* **Try it**
Quote the listing below in its entirety, omitting every image.

[Recorded data — start]

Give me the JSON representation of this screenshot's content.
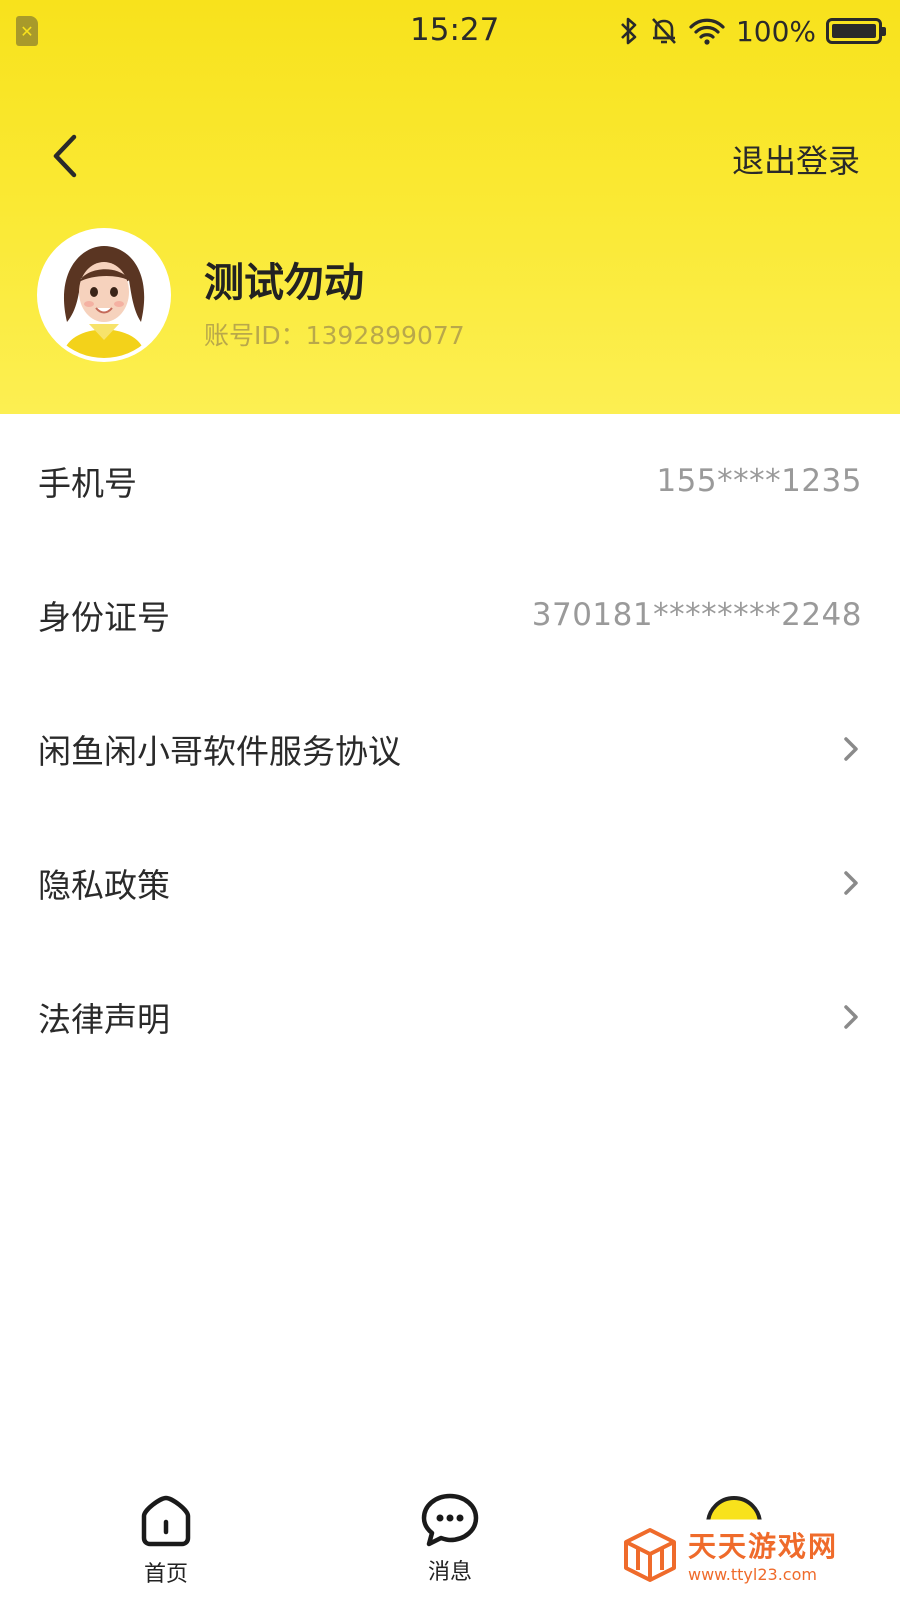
{
  "status_bar": {
    "time": "15:27",
    "battery": "100%",
    "icons": [
      "sim-icon",
      "bluetooth-icon",
      "mute-icon",
      "wifi-icon",
      "battery-icon"
    ]
  },
  "header": {
    "logout_label": "退出登录",
    "user_name": "测试勿动",
    "account_id": "账号ID：1392899077"
  },
  "rows": [
    {
      "label": "手机号",
      "value": "155****1235"
    },
    {
      "label": "身份证号",
      "value": "370181********2248"
    },
    {
      "label": "闲鱼闲小哥软件服务协议"
    },
    {
      "label": "隐私政策"
    },
    {
      "label": "法律声明"
    }
  ],
  "tabs": [
    {
      "label": "首页",
      "icon": "home-icon"
    },
    {
      "label": "消息",
      "icon": "message-icon"
    },
    {
      "label": "",
      "icon": "mine-icon"
    }
  ],
  "watermark": {
    "title": "天天游戏网",
    "url": "www.ttyl23.com"
  },
  "colors": {
    "header_yellow": "#f8e21c",
    "watermark_orange": "#ef6b2b"
  }
}
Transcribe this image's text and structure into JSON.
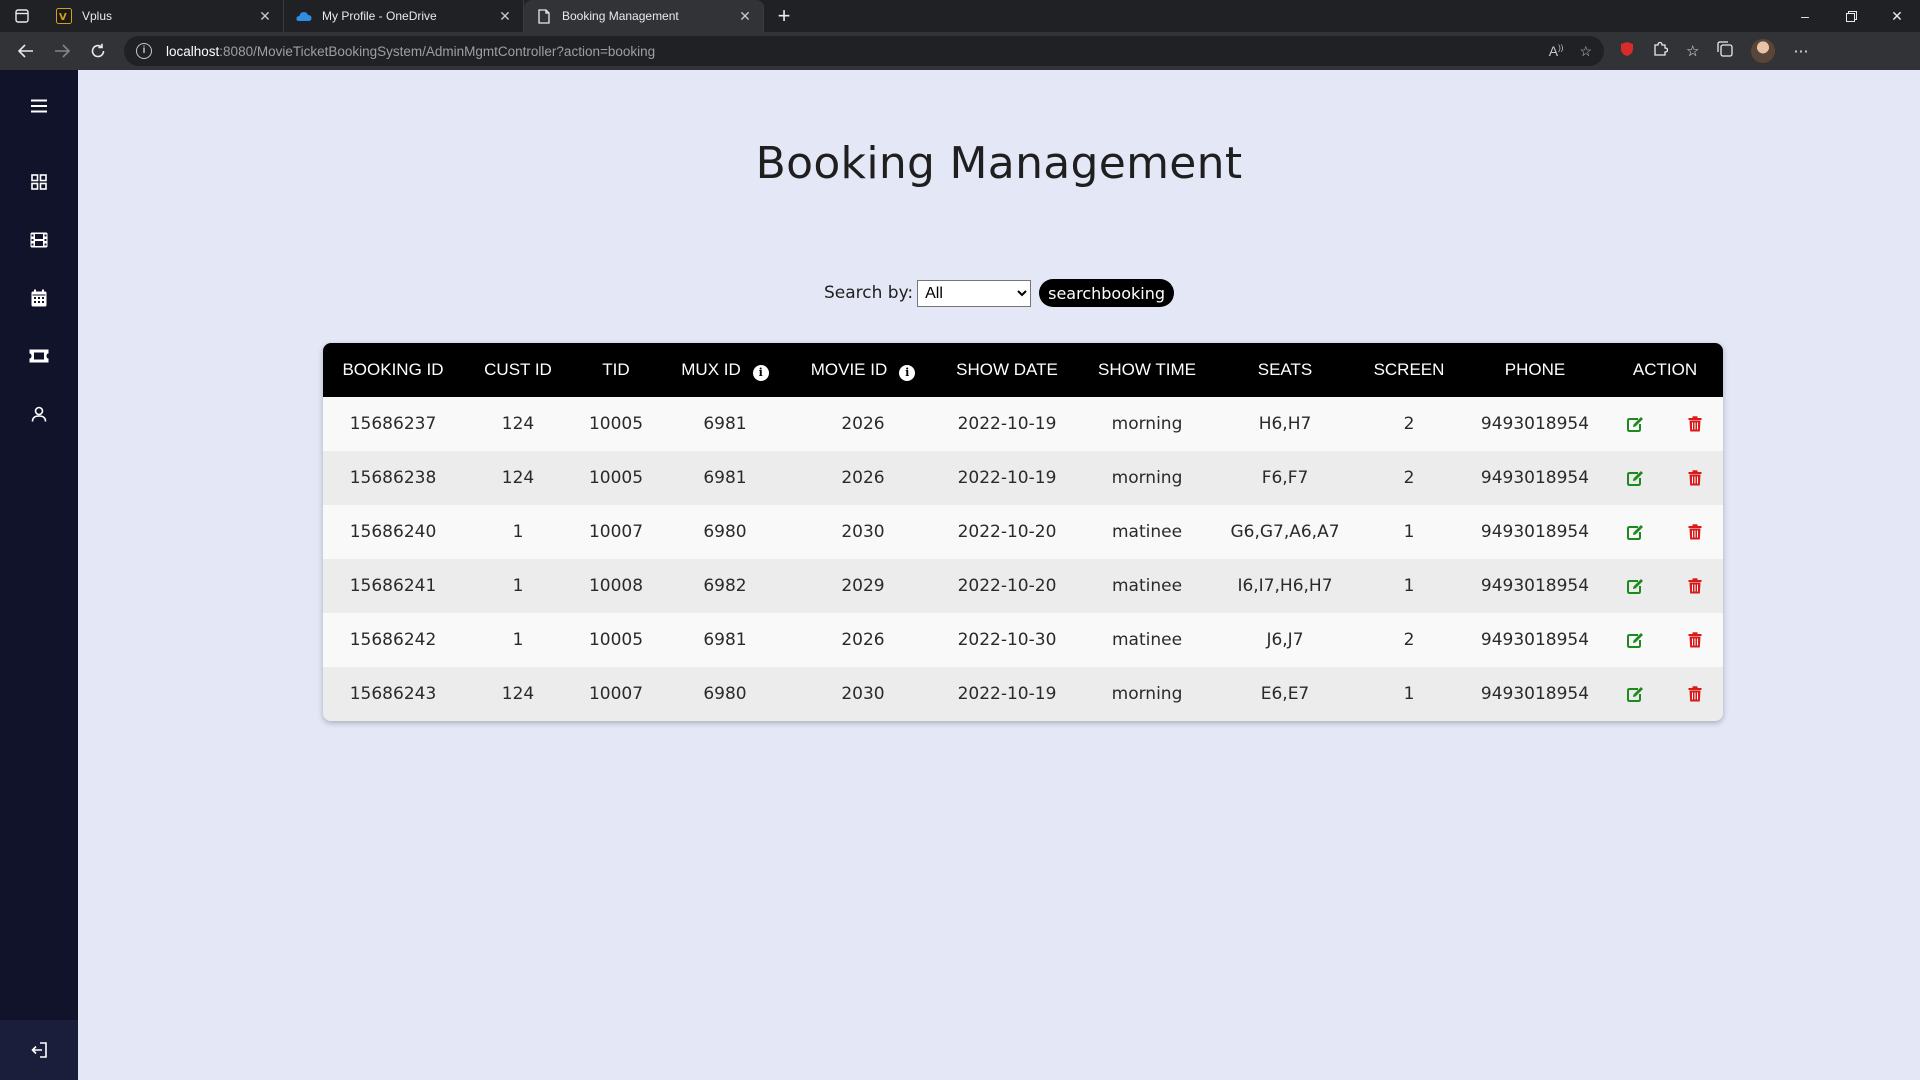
{
  "browser": {
    "tabs": [
      {
        "label": "Vplus",
        "icon": "vplus-favicon"
      },
      {
        "label": "My Profile - OneDrive",
        "icon": "onedrive-cloud-icon"
      },
      {
        "label": "Booking Management",
        "icon": "page-icon",
        "active": true
      }
    ],
    "url_host": "localhost",
    "url_rest": ":8080/MovieTicketBookingSystem/AdminMgmtController?action=booking"
  },
  "sidebar": {
    "items": [
      "menu-icon",
      "dashboard-icon",
      "film-icon",
      "calendar-icon",
      "ticket-icon",
      "user-icon"
    ],
    "logout": "logout-icon"
  },
  "page": {
    "title": "Booking Management",
    "search_label": "Search by:",
    "search_selected": "All",
    "search_button": "searchbooking"
  },
  "table": {
    "headers": [
      "BOOKING ID",
      "CUST ID",
      "TID",
      "MUX ID",
      "MOVIE ID",
      "SHOW DATE",
      "SHOW TIME",
      "SEATS",
      "SCREEN",
      "PHONE",
      "ACTION"
    ],
    "rows": [
      {
        "booking_id": "15686237",
        "cust_id": "124",
        "tid": "10005",
        "mux_id": "6981",
        "movie_id": "2026",
        "show_date": "2022-10-19",
        "show_time": "morning",
        "seats": "H6,H7",
        "screen": "2",
        "phone": "9493018954"
      },
      {
        "booking_id": "15686238",
        "cust_id": "124",
        "tid": "10005",
        "mux_id": "6981",
        "movie_id": "2026",
        "show_date": "2022-10-19",
        "show_time": "morning",
        "seats": "F6,F7",
        "screen": "2",
        "phone": "9493018954"
      },
      {
        "booking_id": "15686240",
        "cust_id": "1",
        "tid": "10007",
        "mux_id": "6980",
        "movie_id": "2030",
        "show_date": "2022-10-20",
        "show_time": "matinee",
        "seats": "G6,G7,A6,A7",
        "screen": "1",
        "phone": "9493018954"
      },
      {
        "booking_id": "15686241",
        "cust_id": "1",
        "tid": "10008",
        "mux_id": "6982",
        "movie_id": "2029",
        "show_date": "2022-10-20",
        "show_time": "matinee",
        "seats": "I6,I7,H6,H7",
        "screen": "1",
        "phone": "9493018954"
      },
      {
        "booking_id": "15686242",
        "cust_id": "1",
        "tid": "10005",
        "mux_id": "6981",
        "movie_id": "2026",
        "show_date": "2022-10-30",
        "show_time": "matinee",
        "seats": "J6,J7",
        "screen": "2",
        "phone": "9493018954"
      },
      {
        "booking_id": "15686243",
        "cust_id": "124",
        "tid": "10007",
        "mux_id": "6980",
        "movie_id": "2030",
        "show_date": "2022-10-19",
        "show_time": "morning",
        "seats": "E6,E7",
        "screen": "1",
        "phone": "9493018954"
      }
    ]
  },
  "colors": {
    "sidebar_bg": "#11132b",
    "page_bg": "#e3e7f6",
    "header_bg": "#000000",
    "edit": "#1e8a1e",
    "delete": "#d91a1a"
  }
}
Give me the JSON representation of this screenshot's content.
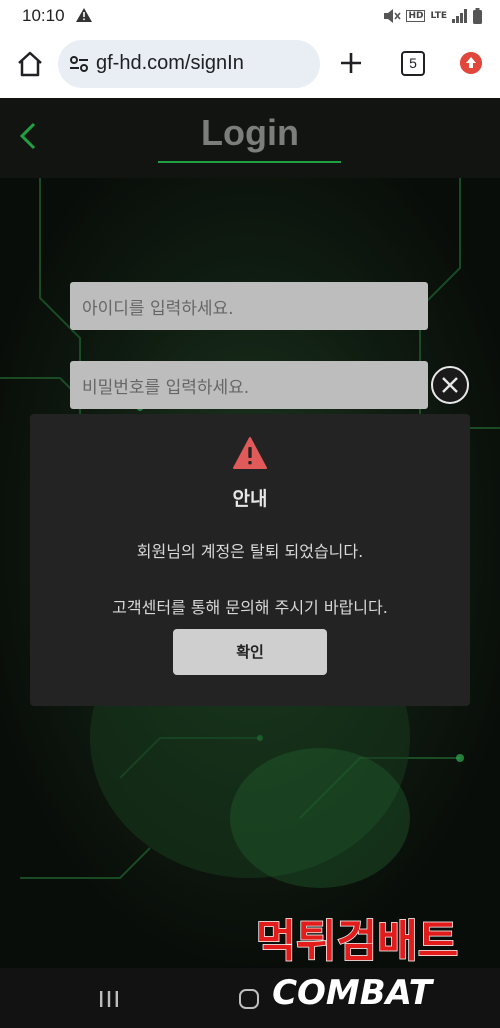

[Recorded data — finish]

* **Task answer**
Give me the JSON representation of this screenshot's content.
{
  "status_bar": {
    "time": "15:27",
    "battery": "100%",
    "icons": [
      "sim-icon",
      "bluetooth-icon",
      "mute-icon",
      "wifi-icon",
      "battery-icon"
    ]
  },
  "header": {
    "logout_label": "退出登录",
    "user_name": "测试勿动",
    "account_id": "账号ID：1392899077"
  },
  "rows": [
    {
      "label": "手机号",
      "value": "155****1235"
    },
    {
      "label": "身份证号",
      "value": "370181********2248"
    },
    {
      "label": "闲鱼闲小哥软件服务协议"
    },
    {
      "label": "隐私政策"
    },
    {
      "label": "法律声明"
    }
  ],
  "tabs": [
    {
      "label": "首页",
      "icon": "home-icon"
    },
    {
      "label": "消息",
      "icon": "message-icon"
    },
    {
      "label": "",
      "icon": "mine-icon"
    }
  ],
  "watermark": {
    "title": "天天游戏网",
    "url": "www.ttyl23.com"
  },
  "colors": {
    "header_yellow": "#f8e21c",
    "watermark_orange": "#ef6b2b"
  }
}
Transcribe this image's text and structure into JSON.
{
  "browser": {
    "tabs": [
      {
        "label": "Vplus",
        "icon": "vplus-favicon"
      },
      {
        "label": "My Profile - OneDrive",
        "icon": "onedrive-cloud-icon"
      },
      {
        "label": "Booking Management",
        "icon": "page-icon",
        "active": true
      }
    ],
    "url_host": "localhost",
    "url_rest": ":8080/MovieTicketBookingSystem/AdminMgmtController?action=booking"
  },
  "sidebar": {
    "items": [
      "menu-icon",
      "dashboard-icon",
      "film-icon",
      "calendar-icon",
      "ticket-icon",
      "user-icon"
    ],
    "logout": "logout-icon"
  },
  "page": {
    "title": "Booking Management",
    "search_label": "Search by:",
    "search_selected": "All",
    "search_button": "searchbooking"
  },
  "table": {
    "headers": [
      "BOOKING ID",
      "CUST ID",
      "TID",
      "MUX ID",
      "MOVIE ID",
      "SHOW DATE",
      "SHOW TIME",
      "SEATS",
      "SCREEN",
      "PHONE",
      "ACTION"
    ],
    "rows": [
      {
        "booking_id": "15686237",
        "cust_id": "124",
        "tid": "10005",
        "mux_id": "6981",
        "movie_id": "2026",
        "show_date": "2022-10-19",
        "show_time": "morning",
        "seats": "H6,H7",
        "screen": "2",
        "phone": "9493018954"
      },
      {
        "booking_id": "15686238",
        "cust_id": "124",
        "tid": "10005",
        "mux_id": "6981",
        "movie_id": "2026",
        "show_date": "2022-10-19",
        "show_time": "morning",
        "seats": "F6,F7",
        "screen": "2",
        "phone": "9493018954"
      },
      {
        "booking_id": "15686240",
        "cust_id": "1",
        "tid": "10007",
        "mux_id": "6980",
        "movie_id": "2030",
        "show_date": "2022-10-20",
        "show_time": "matinee",
        "seats": "G6,G7,A6,A7",
        "screen": "1",
        "phone": "9493018954"
      },
      {
        "booking_id": "15686241",
        "cust_id": "1",
        "tid": "10008",
        "mux_id": "6982",
        "movie_id": "2029",
        "show_date": "2022-10-20",
        "show_time": "matinee",
        "seats": "I6,I7,H6,H7",
        "screen": "1",
        "phone": "9493018954"
      },
      {
        "booking_id": "15686242",
        "cust_id": "1",
        "tid": "10005",
        "mux_id": "6981",
        "movie_id": "2026",
        "show_date": "2022-10-30",
        "show_time": "matinee",
        "seats": "J6,J7",
        "screen": "2",
        "phone": "9493018954"
      },
      {
        "booking_id": "15686243",
        "cust_id": "124",
        "tid": "10007",
        "mux_id": "6980",
        "movie_id": "2030",
        "show_date": "2022-10-19",
        "show_time": "morning",
        "seats": "E6,E7",
        "screen": "1",
        "phone": "9493018954"
      }
    ]
  },
  "colors": {
    "sidebar_bg": "#11132b",
    "page_bg": "#e3e7f6",
    "header_bg": "#000000",
    "edit": "#1e8a1e",
    "delete": "#d91a1a"
  }
}
Give me the JSON representation of this screenshot's content.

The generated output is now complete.